Tuesday, May 29, 2007

ALLARD: SENATORS GET FIRST DOSE OF ADVERSITY

Jean-Pierre Allard of Smarting Senators weighs in following the Senators' 3-2 loss to the Ducks in Game 1 of the Stanley Cup final.

OK, the party’s over. Time to clean up and remember who brought you to the dance.
The Senators got a rude awakening tonight at the Honda Center in sitting back and trying to protect a slim third-period lead, eventually losing to the faster and grittier Ducks in the opening game of the Cup final.

For the first time this spring in what has been a ridiculously easy playoff run, Ottawa has their work cut out for them if they want to make this series a long one, never mind bring home that trophy.

In one short game, the mighty impressive Ducks accomplished what the best player in the NHL (Sidney Crosby), the best goaltender in the world (Martin Brodeur) and the best team in the league this year (Buffalo Sabres) each failed to do in an entire series, albeit abbreviated five-game ones. Anaheim exposed Ottawa’s only two major weaknesses, which is one shaky goaltender (Ray Emery) and four soft defensemen (Wade Redden, Andrej Meszaros, Joe Corvo and Tom Preissing).

Granted, Emery deserved a much better fate after making several outstanding saves, including two game-savers late in the third before Travis Moen scored the winner. But for the love of Patty Lalime, he’s got to stop the seemingly easy one from Ryan Getzlaf that tied the score. Simple. Stop that one and Ottawa takes a 1-0 series lead.

As for Redden, his second-period power play goal was all very nice but what good does that do if he and his partner Meszaros were on the ice for all three Anaheim goals and looked totally outplayed, outhit and outhustled on virtually every shift?

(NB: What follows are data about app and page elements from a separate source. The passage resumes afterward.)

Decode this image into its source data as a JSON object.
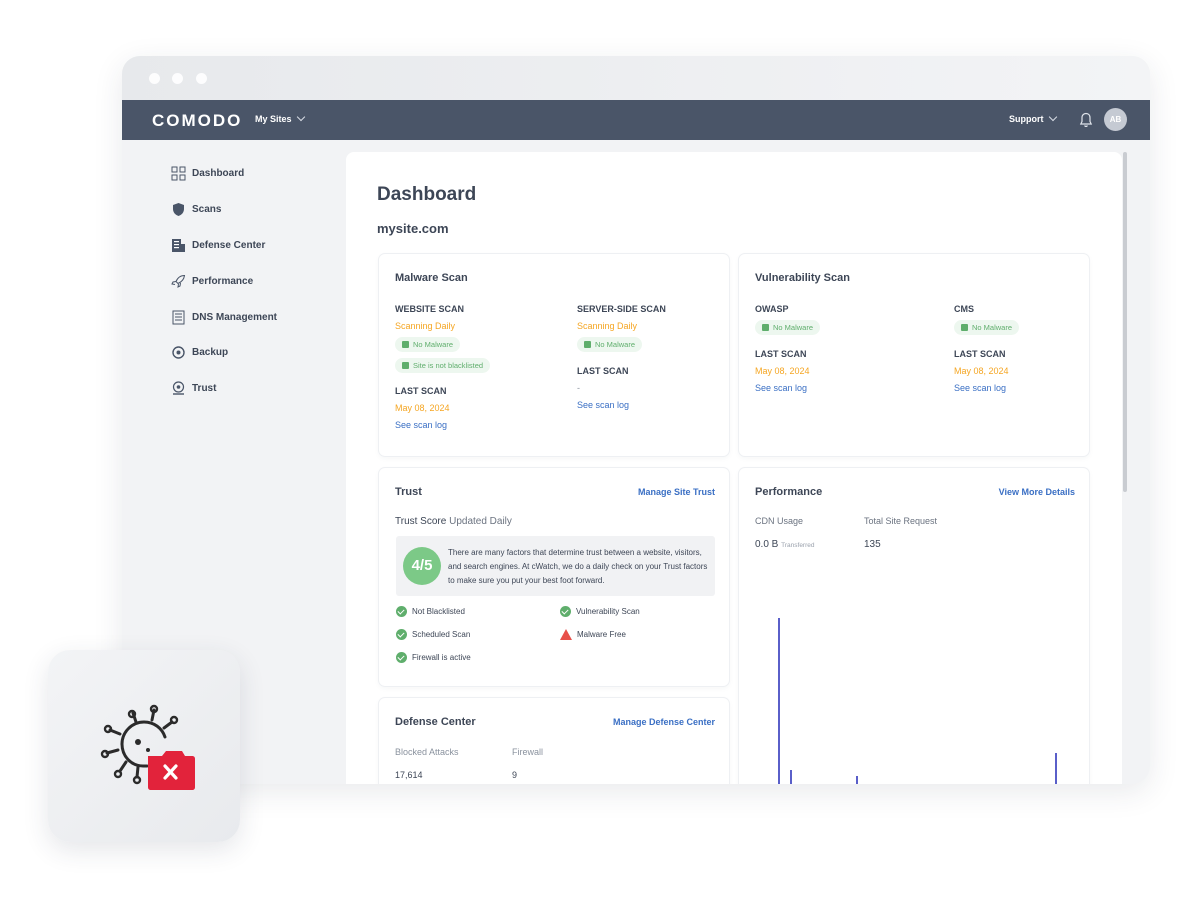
{
  "navbar": {
    "logo": "COMODO",
    "sites_label": "My Sites",
    "support_label": "Support",
    "avatar_initials": "AB"
  },
  "sidebar": {
    "items": [
      {
        "label": "Dashboard",
        "icon": "dashboard-icon"
      },
      {
        "label": "Scans",
        "icon": "shield-icon"
      },
      {
        "label": "Defense Center",
        "icon": "server-icon"
      },
      {
        "label": "Performance",
        "icon": "rocket-icon"
      },
      {
        "label": "DNS Management",
        "icon": "dns-icon"
      },
      {
        "label": "Backup",
        "icon": "backup-icon"
      },
      {
        "label": "Trust",
        "icon": "trust-icon"
      }
    ]
  },
  "main": {
    "title": "Dashboard",
    "site": "mysite.com"
  },
  "malware": {
    "title": "Malware Scan",
    "website": {
      "label": "WEBSITE SCAN",
      "freq": "Scanning Daily",
      "pill1": "No Malware",
      "pill2": "Site is not blacklisted",
      "last_label": "LAST SCAN",
      "last_date": "May 08, 2024",
      "log": "See scan log"
    },
    "server": {
      "label": "SERVER-SIDE SCAN",
      "freq": "Scanning Daily",
      "pill1": "No Malware",
      "last_label": "LAST SCAN",
      "last_date": "-",
      "log": "See scan log"
    }
  },
  "vuln": {
    "title": "Vulnerability Scan",
    "owasp": {
      "label": "OWASP",
      "pill": "No Malware",
      "last_label": "LAST SCAN",
      "last_date": "May 08, 2024",
      "log": "See scan log"
    },
    "cms": {
      "label": "CMS",
      "pill": "No Malware",
      "last_label": "LAST SCAN",
      "last_date": "May 08, 2024",
      "log": "See scan log"
    }
  },
  "trust": {
    "title": "Trust",
    "link": "Manage Site Trust",
    "score_label": "Trust Score",
    "score_sub": "Updated Daily",
    "score": "4/5",
    "text": "There are many factors that determine trust between a website, visitors, and search engines. At cWatch, we do a daily check on your Trust factors to make sure you put your best foot forward.",
    "checks": [
      "Not Blacklisted",
      "Vulnerability Scan",
      "Scheduled Scan",
      "Malware Free",
      "Firewall is active"
    ]
  },
  "performance": {
    "title": "Performance",
    "link": "View More Details",
    "cdn_label": "CDN Usage",
    "cdn_value": "0.0 B",
    "cdn_unit": "Transferred",
    "req_label": "Total Site Request",
    "req_value": "135",
    "accent": "#5a5fc9"
  },
  "defense": {
    "title": "Defense Center",
    "link": "Manage Defense Center",
    "blocked_label": "Blocked Attacks",
    "blocked_value": "17,614",
    "firewall_label": "Firewall",
    "firewall_value": "9"
  }
}
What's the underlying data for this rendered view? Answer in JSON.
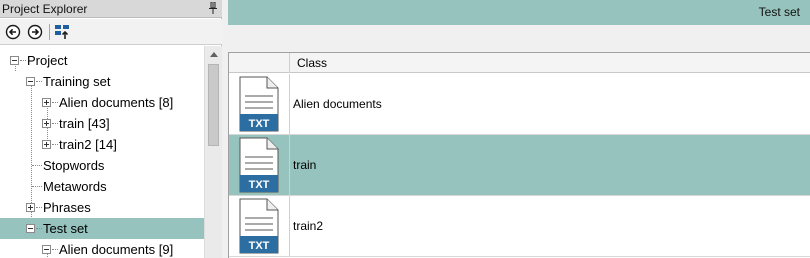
{
  "explorer": {
    "title": "Project Explorer",
    "toolbar": {
      "back_icon": "back-arrow-circle-icon",
      "forward_icon": "forward-arrow-circle-icon",
      "tool_icon": "tree-upload-icon"
    },
    "tree": [
      {
        "label": "Project",
        "expanded": true,
        "level": 0
      },
      {
        "label": "Training set",
        "expanded": true,
        "level": 1
      },
      {
        "label": "Alien documents [8]",
        "expanded": false,
        "level": 2
      },
      {
        "label": "train [43]",
        "expanded": false,
        "level": 2
      },
      {
        "label": "train2 [14]",
        "expanded": false,
        "level": 2
      },
      {
        "label": "Stopwords",
        "level": 1
      },
      {
        "label": "Metawords",
        "level": 1
      },
      {
        "label": "Phrases",
        "expanded": false,
        "level": 1
      },
      {
        "label": "Test set",
        "expanded": true,
        "level": 1,
        "selected": true
      },
      {
        "label": "Alien documents [9]",
        "expanded": true,
        "level": 2
      }
    ]
  },
  "document": {
    "title": "Test set",
    "column_header": "Class",
    "rows": [
      {
        "label": "Alien documents",
        "icon_text": "TXT",
        "selected": false
      },
      {
        "label": "train",
        "icon_text": "TXT",
        "selected": true
      },
      {
        "label": "train2",
        "icon_text": "TXT",
        "selected": false
      }
    ]
  },
  "colors": {
    "accent": "#96c3bd",
    "icon_blue": "#2c6ea1"
  }
}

Maybe these shortcomings don’t have any consequences if the Pizza Line plays like the half a million GOGA (Greater Ottawa Gatineau Area) fans have come to expect of Alfie, Heater and Jason Spezza, but the playoffs’ top offensive trio was badly outplayed by the Ducks' defensive linen of Sammy Pahlsson, Rob Niedermayer and Moen.

Spezza had an especially frustrating game, turning over the puck several times, reverting to his old vexing ways, in the process overtaxing his defence who already were overworked by the constant dump-and-chase from the Ducks' forwards.

Let's chalk this one to the layoff. The Senators sat at home with nothing to do but read for nine straight days in Ottawa’s dailies the greatest adulation ever given to players who, lest we had all foolishly forgotten, hadn’t won anything but a ticket to the show.

For coach Bryan Murray, a few adjustments will most definitely be in order here before Game 2. How Ottawa manages to circumvent the tremendous physicality of Anaheim will go a long way in determining if the show will last as scheduled or if Ottawa will find its way on the other end of a shortened series very fast.

2 comments:

Eric said...

Excellent observations.

Dennis Prouse said...

Redden looked like a frightened 18 year old rookie out there. It is hard to put into words just how terrible he was. And this guy is supposed to be our go-to defenceman? Yikes. Murray had better break up that cringe-inducing pairing of Redden and Mezsaros, and put them with someone more defensively responsible. I might even take the step of using Schubert as your seventh defenceman, and limit Redden to powerplay duty. Harsh, but ya gotta do what it takes in the playoffs.

Chris Neil -- one hit last night. That's it. He is playing like he is afraid to take a penalty, but unless he is physical he is useless. Brad May is playing the role of agitator to perfection for the Ducks, and there is no one doing it for the Sens. Perhaps Neil could use a night in the press box to get refocused.